When a professional footballer tells you that he “just wants to play football” it can often be passed off as a cliché. When Jordan Obita says it, he really means it.
Two years since his horror knee injury that was only solved on the third trip to the operating table and the Reading academy product is finally back in the first-team mix. He still can’t play two games in a week, but any chance to kick a ball without his leg completely swelling up is something to be savoured.
In his tenth season as a first-team Reading player, albeit with two of those spent out on loan and two more in the treatment room, it feels slightly odd to say Obita is now the Royals’ longest-serving player.
“It feels like it!” he tells The Tilehurst End in the Eamonn Dolan room at the club’s Hogwood training ground - named after Reading’s legendary academy chief and Obita’s former mentor who sadly passed away in 2016.
The Oxford-born full-back joined the Royals aged seven and tells of the huge change he has seen take place over the years, and yet he doesn’t feel particularly senior in the squad that has made a positive start under new boss Mark Bowen. It’s easy to understand why, given his injury.
“That’s pretty much been my life,” he notes. “Rehab, surgeon. Rehab, surgeon.”
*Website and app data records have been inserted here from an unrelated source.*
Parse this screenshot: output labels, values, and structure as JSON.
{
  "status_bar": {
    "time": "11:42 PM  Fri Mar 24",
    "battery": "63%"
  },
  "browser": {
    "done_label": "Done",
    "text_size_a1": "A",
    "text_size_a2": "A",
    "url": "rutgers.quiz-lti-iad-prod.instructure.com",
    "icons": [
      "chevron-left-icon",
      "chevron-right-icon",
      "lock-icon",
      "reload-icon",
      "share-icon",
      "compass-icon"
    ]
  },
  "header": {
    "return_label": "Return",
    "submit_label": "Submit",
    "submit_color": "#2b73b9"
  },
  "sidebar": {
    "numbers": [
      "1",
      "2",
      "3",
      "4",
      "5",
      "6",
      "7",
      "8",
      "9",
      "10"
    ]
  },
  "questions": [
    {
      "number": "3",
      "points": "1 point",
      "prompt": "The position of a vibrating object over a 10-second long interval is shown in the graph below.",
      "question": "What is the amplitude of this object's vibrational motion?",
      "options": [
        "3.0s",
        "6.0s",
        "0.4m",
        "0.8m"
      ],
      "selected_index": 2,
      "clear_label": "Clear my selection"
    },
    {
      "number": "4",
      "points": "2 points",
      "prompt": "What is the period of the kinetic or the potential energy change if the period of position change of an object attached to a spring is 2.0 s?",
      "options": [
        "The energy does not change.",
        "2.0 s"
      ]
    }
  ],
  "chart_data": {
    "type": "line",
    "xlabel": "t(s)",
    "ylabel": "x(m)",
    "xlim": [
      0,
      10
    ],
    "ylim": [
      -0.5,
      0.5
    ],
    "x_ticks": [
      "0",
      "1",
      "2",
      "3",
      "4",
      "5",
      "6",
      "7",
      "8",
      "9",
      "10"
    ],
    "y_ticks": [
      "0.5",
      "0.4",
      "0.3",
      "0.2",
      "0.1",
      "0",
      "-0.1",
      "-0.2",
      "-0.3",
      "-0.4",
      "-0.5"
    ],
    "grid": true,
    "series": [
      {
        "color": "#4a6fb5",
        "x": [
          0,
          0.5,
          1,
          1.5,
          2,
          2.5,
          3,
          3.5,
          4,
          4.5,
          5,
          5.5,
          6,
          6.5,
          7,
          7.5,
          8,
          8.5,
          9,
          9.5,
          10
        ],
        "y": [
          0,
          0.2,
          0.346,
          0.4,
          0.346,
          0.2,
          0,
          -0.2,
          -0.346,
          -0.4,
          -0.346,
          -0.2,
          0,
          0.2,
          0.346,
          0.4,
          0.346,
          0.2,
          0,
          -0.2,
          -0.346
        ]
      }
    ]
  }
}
Over the two years he was out, Obita faced a number of dark days. Not least when he bit the bullet and asked his physio if, after two surgeries and with no end to his nightmare in sight, he asked if there was any point carrying on.
“At first it was going okay then there were times when it wasn’t and you never knew if you were going to play again,” he continues. “You’re hoping that something is going to work and you’re trying to find a solution somewhere, it never really happened and unfortunately it took about two years to find it and unfortunately it meant another surgery.
“It’s made me a lot stronger, mentally and physically, and hopefully now I can build on and get sharper, my fitness get better and kick on from there.
“Christmas last year, no one really knew what was the reason my knee was reacting how it was. In the physio room, I said to the doctor: ‘Is there any point? Nothing’s working’.
“They said one more surgery might be able to work, but they can’t guarantee anything. I had a two-week break where I could think about things and I thought: ‘Let’s do one more’. And thank God it worked.”
Part of Obita’s comeback involved flying out to Philadelphia for sessions with a physio who has treated several NFL players and Andy Murray in the past. Finally, in August 2019, he stepped back onto the pitch by leading Reading out in a League Cup match with Plymouth Argyle.
“I was shocked myself,” he admits. “I wasn’t expecting to be in the squad - hoping to, but not expecting to be in the starting XI.”
Since then, opportunities have gradually grown and culminated in a stunning maiden Madejski Stadium goal against Millwall in early November. His celebration was a vivid display of pure emotion, a release of frustration and worry with the realisation that, finally, everything had been worth it.
Jordan was a youth prodigy when he first came through at Reading. Now 25, there is a palpable sense that he can once again become a major player for the club - and no one will argue that he hasn’t earned that chance.